Cameras in hand they wrangled for position near the review stand, craning their necks for the first glimpse of the Bangor High School Band. Finally the band could be heard making the turn onto Main Street and the mothers’ excitement grew into almost amusing proportions.
As the drums and trumpets grew louder and the band came into view, the reason for the fuss became clear.
There in front of the reviewing stand stood the 66-member Bangor High School Band bedecked in — yes — new uniforms! Gray pants, topped with cardinal-and-white jackets. Flag team members sparkled in silver-sequined vests and the whole outfit was topped off with maroon berets.
It was a far stretch from the jeans and T-shirts that many of the band members wore during Bangor’s gala Labor Day event celebrating the 50th anniversary of World War II.
The band’s appearance in the heavily attended September event turned into an embarrassment for the school and consequently the city. Letters poured into the newspaper as the community questioned the band’s appearance.
“We were embarrassed by what happened Labor Day and we were determined not to let that happen again,” said Bangor School Superintendent James Doughty.
As the letters were aired on the pages of the newspaper, Doughty called a meeting with music director Doug Kennedy to see what could be done to improve the band’s image.
Uniforms was one place to start, and for the first time in 14 years, Bangor High School was able to find the funds to finance new band uniforms. The 80 new uniforms, plus matching flags and banner cost roughly $14,000, Doughty said.

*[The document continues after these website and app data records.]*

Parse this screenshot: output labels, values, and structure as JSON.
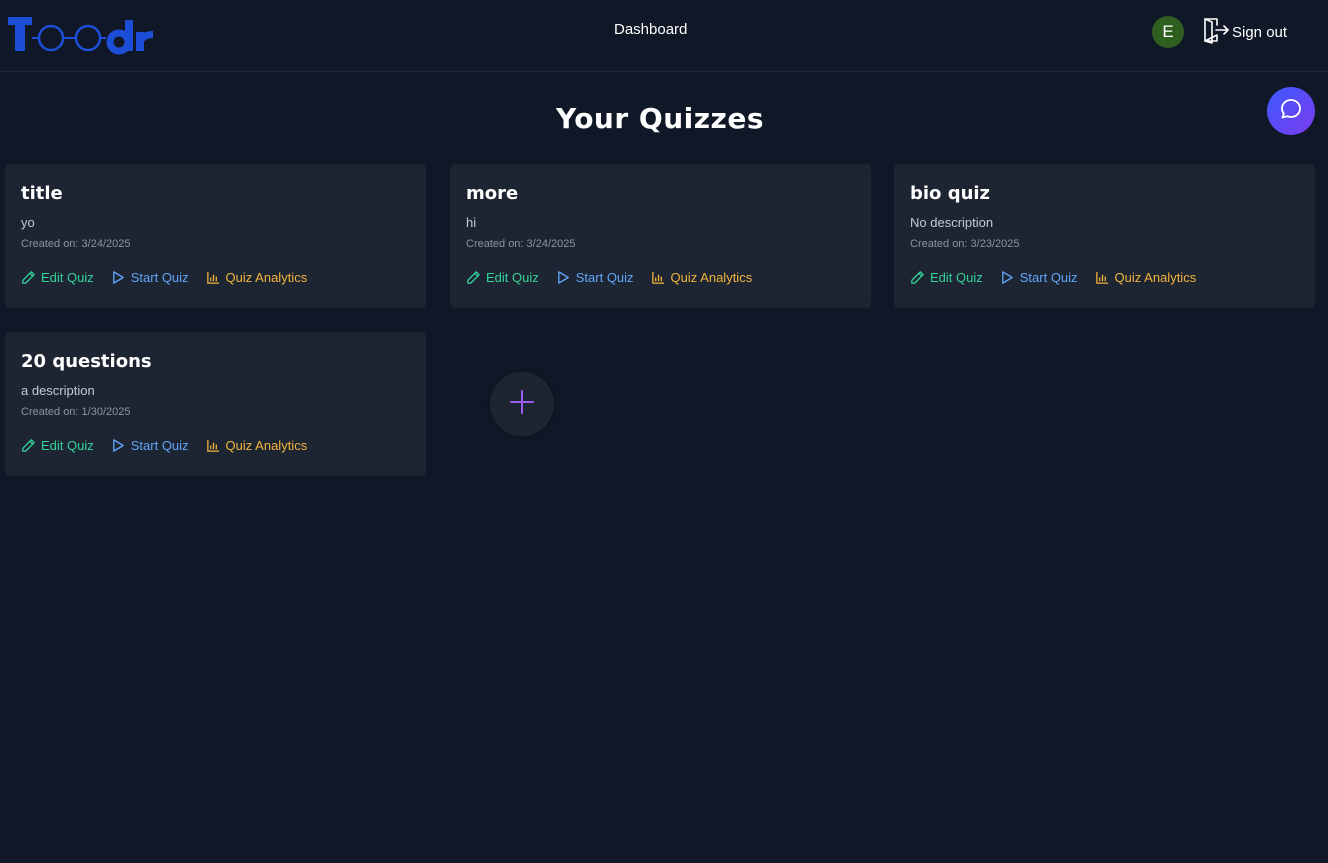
{
  "app": {
    "logo_text": "Toodr",
    "brand_color": "#1d4ed8"
  },
  "nav": {
    "dashboard_label": "Dashboard",
    "avatar_initial": "E",
    "avatar_color": "#2f5f1f",
    "signout_label": "Sign out"
  },
  "main": {
    "title": "Your Quizzes",
    "action_labels": {
      "edit": "Edit Quiz",
      "start": "Start Quiz",
      "analytics": "Quiz Analytics"
    },
    "quizzes": [
      {
        "title": "title",
        "description": "yo",
        "created": "Created on: 3/24/2025"
      },
      {
        "title": "more",
        "description": "hi",
        "created": "Created on: 3/24/2025"
      },
      {
        "title": "bio quiz",
        "description": "No description",
        "created": "Created on: 3/23/2025"
      },
      {
        "title": "20 questions",
        "description": "a description",
        "created": "Created on: 1/30/2025"
      }
    ]
  },
  "colors": {
    "background": "#101827",
    "card": "#1e2532",
    "edit": "#34d399",
    "start": "#60a5fa",
    "analytics": "#f0b43b",
    "add": "#9b5cf6"
  },
  "icons": [
    "pencil-icon",
    "play-icon",
    "bar-chart-icon",
    "signout-icon",
    "chat-icon",
    "plus-icon"
  ]
}
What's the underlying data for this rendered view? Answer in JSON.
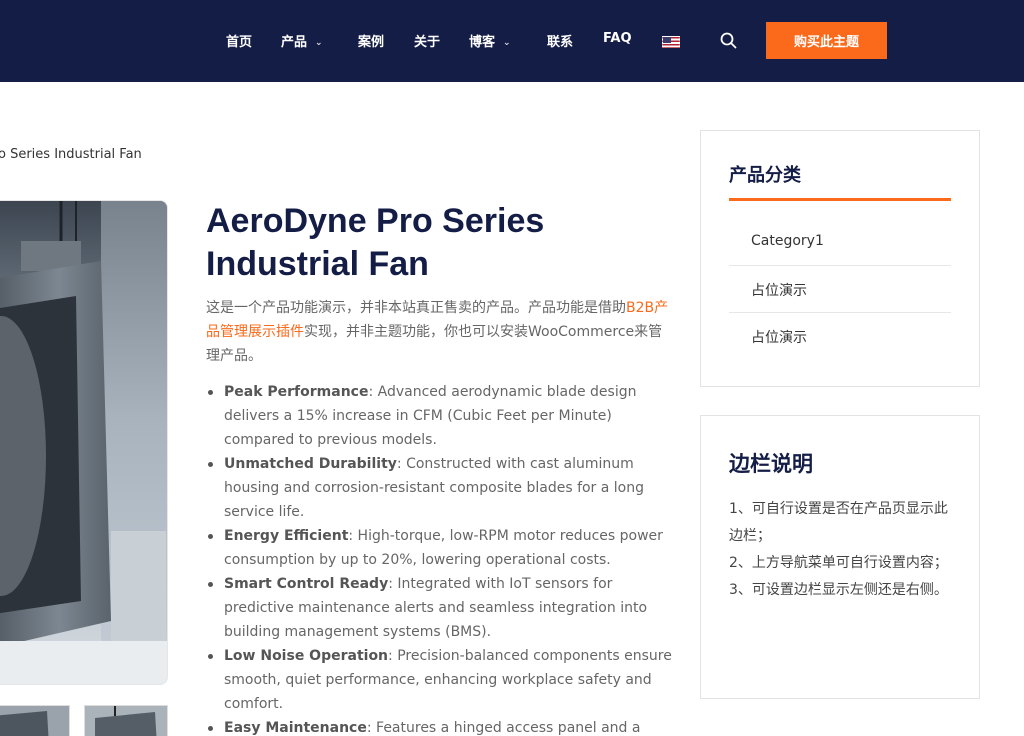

With the Veterans Day parade looming just two months away Kennedy had to rush to find the right uniforms that could be delivered on time. He found one company that could fill the order and, though the uniforms arrived piecemeal, the last one made it by Nov. 2.
On the evening before Saturday’s parade, mothers across the city were hemming and adjusting to — well, to beat the band.
No one noticed if there was an uneven hemline or two in the group. The kids stood straight and tall as they played “The Star-Spangled Banner” before the reviewing stand at West Market Square and the excitement of those band mothers was catchy.
Kennedy was proud of his band on Saturday, even though he had to bungee cord a tuba together before the parade began.
The Bangor High School Band still has a ways to go, Kennedy acknowledges, but snappy uniforms is a good first step. For young musicians a good attitude can go a long way.